1st Alabama Cavalry - Est. 1862
Home | Original 1st | Reenactors | Links | Contact Us | What's New
Southern Unionists | History of the First | Unit Stories | Official Records | Colored Troops
Searchable Roster | Individual Stories | Obituaries | Pictures | Tombstone Photos

It is with great sadness that I announce the passing of Glenda McWhirter Todd. She passed away on September 3, 2017 surrounded by her family. She was a historian, genealogist, and author who prided herself on being a descendant of Andrew Ferrier McWhirter of the 1st Alabama Cavalry, USV. Her work over the past two decades and her dedication to the 1st Alabama Cavalry has created a legacy that will last for years to come.

Her life's work has touched thousands of people through the years, and I am glad that I had the pleasure to work with her as long as I did. My hope is that her work will live on for years to come to educate and inspire a new generation.

Stories about Troopers from the 1st Alabama

Picture Combined Service Record

James C (Casada) Swift
James Casada Swift was born about 15 August 1839 in Dexter, Washtenaw County, Michigan to Cassius and Emily M. Swift, but due to the Civil War, he had a short life. He first enlisted in Captain Ford’s Cavalry, which was attached to the 53rd Illinois Infantry Volunteers, as a Sergeant, in Ottowa, Illinois. He then enlisted in Company L of the 15th Illinois Cavalry, US on 01 January 1862. He was then promoted to Lieutenant and transferred to the 1st Alabama Cavalry USV at Glendale, MS at age 36. On 26 October 1863, James was caught up in the heavy battle at Vincent’s Crossroads, MS (now Red Bay, AL) and was critically wounded. He was taken back to Glendale where he died in the regimental hospital 03 November 1863, of the wounds he received in battle. M.H. Smith, brother to Cassius, James’ father, went to Glendale, MS from to claim James’ body and take him back home to Michigan for burial.

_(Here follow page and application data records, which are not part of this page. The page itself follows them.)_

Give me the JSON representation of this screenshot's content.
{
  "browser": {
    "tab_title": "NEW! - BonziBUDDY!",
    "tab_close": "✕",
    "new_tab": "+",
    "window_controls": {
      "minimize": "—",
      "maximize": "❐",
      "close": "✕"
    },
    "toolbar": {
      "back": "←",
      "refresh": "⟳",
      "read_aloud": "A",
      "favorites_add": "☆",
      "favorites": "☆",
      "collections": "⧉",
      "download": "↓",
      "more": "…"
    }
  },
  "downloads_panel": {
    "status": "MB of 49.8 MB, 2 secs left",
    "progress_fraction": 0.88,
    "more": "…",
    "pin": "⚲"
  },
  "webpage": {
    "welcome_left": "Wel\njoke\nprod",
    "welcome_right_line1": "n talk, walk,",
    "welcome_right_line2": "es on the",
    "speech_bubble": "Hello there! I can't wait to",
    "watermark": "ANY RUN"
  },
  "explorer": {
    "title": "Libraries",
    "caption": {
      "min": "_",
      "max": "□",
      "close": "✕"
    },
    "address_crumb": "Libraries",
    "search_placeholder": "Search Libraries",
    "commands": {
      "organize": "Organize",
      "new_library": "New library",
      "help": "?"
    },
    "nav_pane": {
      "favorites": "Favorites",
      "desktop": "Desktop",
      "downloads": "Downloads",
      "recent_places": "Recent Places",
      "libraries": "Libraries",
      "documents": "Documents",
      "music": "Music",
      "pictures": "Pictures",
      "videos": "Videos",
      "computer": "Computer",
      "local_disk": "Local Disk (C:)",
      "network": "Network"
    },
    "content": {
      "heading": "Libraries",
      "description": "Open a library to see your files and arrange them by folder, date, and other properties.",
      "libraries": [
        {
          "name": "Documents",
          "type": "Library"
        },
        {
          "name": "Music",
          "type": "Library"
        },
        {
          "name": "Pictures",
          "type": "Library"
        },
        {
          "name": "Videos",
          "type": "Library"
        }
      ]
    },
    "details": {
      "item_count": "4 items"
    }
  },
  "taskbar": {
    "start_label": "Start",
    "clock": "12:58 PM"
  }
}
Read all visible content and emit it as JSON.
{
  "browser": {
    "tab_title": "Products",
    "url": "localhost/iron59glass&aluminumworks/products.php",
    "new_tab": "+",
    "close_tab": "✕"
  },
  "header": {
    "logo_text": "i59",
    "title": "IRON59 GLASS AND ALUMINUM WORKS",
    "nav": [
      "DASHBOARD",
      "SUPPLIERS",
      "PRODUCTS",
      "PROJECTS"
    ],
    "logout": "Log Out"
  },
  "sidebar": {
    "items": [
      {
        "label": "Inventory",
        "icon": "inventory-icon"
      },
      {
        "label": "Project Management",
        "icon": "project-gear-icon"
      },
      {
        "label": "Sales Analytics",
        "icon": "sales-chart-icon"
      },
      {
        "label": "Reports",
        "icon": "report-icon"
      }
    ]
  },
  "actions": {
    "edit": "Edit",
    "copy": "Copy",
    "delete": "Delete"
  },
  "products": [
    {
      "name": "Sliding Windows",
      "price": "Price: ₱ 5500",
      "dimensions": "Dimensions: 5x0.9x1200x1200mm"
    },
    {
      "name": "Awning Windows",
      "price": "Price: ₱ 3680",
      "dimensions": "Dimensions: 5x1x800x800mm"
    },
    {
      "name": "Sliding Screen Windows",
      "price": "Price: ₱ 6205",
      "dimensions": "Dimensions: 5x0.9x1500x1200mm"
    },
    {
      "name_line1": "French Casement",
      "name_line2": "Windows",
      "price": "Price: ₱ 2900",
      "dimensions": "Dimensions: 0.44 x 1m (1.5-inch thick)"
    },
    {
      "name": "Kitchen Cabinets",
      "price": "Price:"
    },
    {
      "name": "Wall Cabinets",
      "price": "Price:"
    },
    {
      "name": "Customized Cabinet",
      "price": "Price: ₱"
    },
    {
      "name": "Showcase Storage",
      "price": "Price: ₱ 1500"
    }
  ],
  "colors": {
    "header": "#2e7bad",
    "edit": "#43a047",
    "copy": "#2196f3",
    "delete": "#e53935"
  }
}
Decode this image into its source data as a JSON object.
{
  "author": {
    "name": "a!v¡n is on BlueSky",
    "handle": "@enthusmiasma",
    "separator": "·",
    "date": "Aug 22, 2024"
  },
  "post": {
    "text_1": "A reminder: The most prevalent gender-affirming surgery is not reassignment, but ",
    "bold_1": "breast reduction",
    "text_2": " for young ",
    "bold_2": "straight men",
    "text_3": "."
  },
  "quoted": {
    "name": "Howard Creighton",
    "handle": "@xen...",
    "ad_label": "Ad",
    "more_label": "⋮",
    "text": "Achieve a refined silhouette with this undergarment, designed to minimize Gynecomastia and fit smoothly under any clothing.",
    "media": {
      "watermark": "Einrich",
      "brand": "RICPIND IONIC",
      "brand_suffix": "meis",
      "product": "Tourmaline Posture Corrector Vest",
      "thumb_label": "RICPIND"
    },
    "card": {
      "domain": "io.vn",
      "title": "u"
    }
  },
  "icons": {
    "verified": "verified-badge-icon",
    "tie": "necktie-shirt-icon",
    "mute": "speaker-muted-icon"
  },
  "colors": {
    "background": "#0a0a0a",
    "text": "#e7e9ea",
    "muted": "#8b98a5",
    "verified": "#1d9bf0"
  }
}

Cassius Swift died between 1840 and 1850 leaving his wife with two young children, James C. and Jennie, and she had no support other than help from family and friends. Emily and Cassius Swift had already had five (5) other children to die due to various reasons. On 17 Nov 1855, James’ mother, Emily M. Swift, married William Stephens, a shoemaker and the following information from the US House of Representatives, contained in her pension records states what happened to that marriage:

"The petitioner applies for a pension as dependent mother of James C. Swift, first lieutenant of Company B, First Alabama Cavalry, and who died at Glendale, Miss., November 3, 1863, of wounds received in battle. (At Vincent's Crossroads- gt) The soldier's identity, service, and death are not questioned, and the proof is ample to show that he was the only son of the claimant. The pension is denied by the Pension Office on the ground of nondependence at the time of his death. The facts are that the mother was living with her second husband, William Stephens, in the village of Dexter, Washtenaw County, Michigan, when her son enlisted, which was also the home of the latter. it is in evidence that the relations between the husband and wife were not pleasant; that the son gave his mother his bounty-money, and afterwards sent her portions of his pay, thus recognizing her dependence upon him independent of the fact that his mother had a husband who was under obligations to support her. It is also in evidence that the husband not only did not maintain her, but that he converted to his own use all the personal property she had; that he treated her with cruelty; that he procured from the estate of the soldier's father money that belonged to the son, converted it to his own use, and that the mother had no benefit from it. Also that the petitioner has been granted a divorce from her said husband, William Stephens, and that she is now sixty-seven years of age, in poor health, and dependent upon her relatives for support; and that she has resumed the name of Emily M. Swift.

In the opinion of the committee this is a case demanding relief that may properly be given. The bill is therefore reported favorably with a recommendation that it do pass."

Database created and maintained by Ryan Dupree.

Service records compiled by Glenda Todd and used with her permission. This and other information about the history of the First and the men who fought with the unit can be found in her book, First Alabama Cavalry, USA: Homage to Patriotism.

If you would like to contribute to our collection, please feel free to contact us.

Click here to go back to the search page

© 2002-2024 www.1stalabamacavalryusv.com